== Data for this task

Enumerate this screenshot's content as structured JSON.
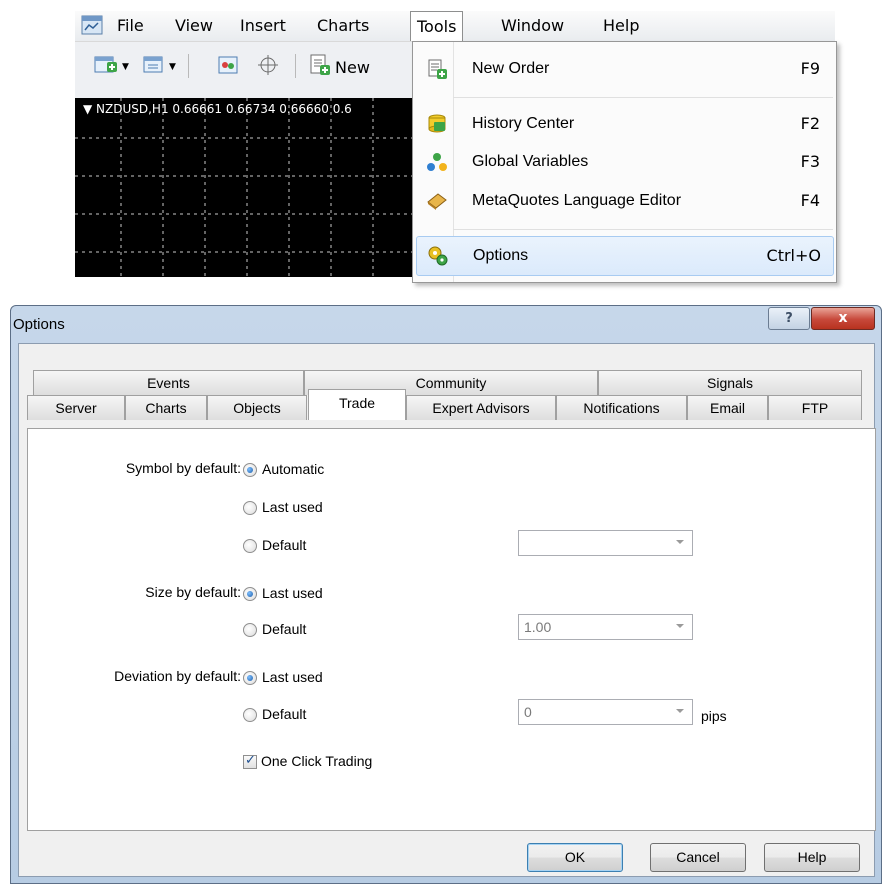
{
  "menubar": {
    "items": [
      "File",
      "View",
      "Insert",
      "Charts",
      "Tools",
      "Window",
      "Help"
    ],
    "open_item": "Tools"
  },
  "toolbar": {
    "new_order_partial": "New"
  },
  "chart": {
    "label": "▼ NZDUSD,H1  0.66661 0.66734 0.66660 0.6"
  },
  "tools_menu": {
    "items": [
      {
        "label": "New Order",
        "shortcut": "F9",
        "icon": "new-order-icon"
      },
      {
        "label": "History Center",
        "shortcut": "F2",
        "icon": "history-center-icon"
      },
      {
        "label": "Global Variables",
        "shortcut": "F3",
        "icon": "global-variables-icon"
      },
      {
        "label": "MetaQuotes Language Editor",
        "shortcut": "F4",
        "icon": "metaeditor-icon"
      },
      {
        "label": "Options",
        "shortcut": "Ctrl+O",
        "icon": "options-icon"
      }
    ],
    "selected": "Options"
  },
  "dialog": {
    "title": "Options",
    "help_button": "?",
    "close_button": "x",
    "tabs_row1": [
      "Events",
      "Community",
      "Signals"
    ],
    "tabs_row2": [
      "Server",
      "Charts",
      "Objects",
      "Trade",
      "Expert Advisors",
      "Notifications",
      "Email",
      "FTP"
    ],
    "active_tab": "Trade",
    "symbol": {
      "label": "Symbol by default:",
      "options": [
        "Automatic",
        "Last used",
        "Default"
      ],
      "selected": "Automatic",
      "combo_value": ""
    },
    "size": {
      "label": "Size by default:",
      "options": [
        "Last used",
        "Default"
      ],
      "selected": "Last used",
      "combo_value": "1.00"
    },
    "deviation": {
      "label": "Deviation by default:",
      "options": [
        "Last used",
        "Default"
      ],
      "selected": "Last used",
      "combo_value": "0",
      "unit": "pips"
    },
    "one_click": {
      "label": "One Click Trading",
      "checked": true
    },
    "buttons": {
      "ok": "OK",
      "cancel": "Cancel",
      "help": "Help"
    }
  }
}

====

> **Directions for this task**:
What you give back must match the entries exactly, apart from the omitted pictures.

> **Answer to this exercise**:
Enumerate this screenshot's content as structured JSON.
{
  "menubar": {
    "items": [
      "File",
      "View",
      "Insert",
      "Charts",
      "Tools",
      "Window",
      "Help"
    ],
    "open_item": "Tools"
  },
  "toolbar": {
    "new_order_partial": "New"
  },
  "chart": {
    "label": "▼ NZDUSD,H1  0.66661 0.66734 0.66660 0.6"
  },
  "tools_menu": {
    "items": [
      {
        "label": "New Order",
        "shortcut": "F9",
        "icon": "new-order-icon"
      },
      {
        "label": "History Center",
        "shortcut": "F2",
        "icon": "history-center-icon"
      },
      {
        "label": "Global Variables",
        "shortcut": "F3",
        "icon": "global-variables-icon"
      },
      {
        "label": "MetaQuotes Language Editor",
        "shortcut": "F4",
        "icon": "metaeditor-icon"
      },
      {
        "label": "Options",
        "shortcut": "Ctrl+O",
        "icon": "options-icon"
      }
    ],
    "selected": "Options"
  },
  "dialog": {
    "title": "Options",
    "help_button": "?",
    "close_button": "x",
    "tabs_row1": [
      "Events",
      "Community",
      "Signals"
    ],
    "tabs_row2": [
      "Server",
      "Charts",
      "Objects",
      "Trade",
      "Expert Advisors",
      "Notifications",
      "Email",
      "FTP"
    ],
    "active_tab": "Trade",
    "symbol": {
      "label": "Symbol by default:",
      "options": [
        "Automatic",
        "Last used",
        "Default"
      ],
      "selected": "Automatic",
      "combo_value": ""
    },
    "size": {
      "label": "Size by default:",
      "options": [
        "Last used",
        "Default"
      ],
      "selected": "Last used",
      "combo_value": "1.00"
    },
    "deviation": {
      "label": "Deviation by default:",
      "options": [
        "Last used",
        "Default"
      ],
      "selected": "Last used",
      "combo_value": "0",
      "unit": "pips"
    },
    "one_click": {
      "label": "One Click Trading",
      "checked": true
    },
    "buttons": {
      "ok": "OK",
      "cancel": "Cancel",
      "help": "Help"
    }
  }
}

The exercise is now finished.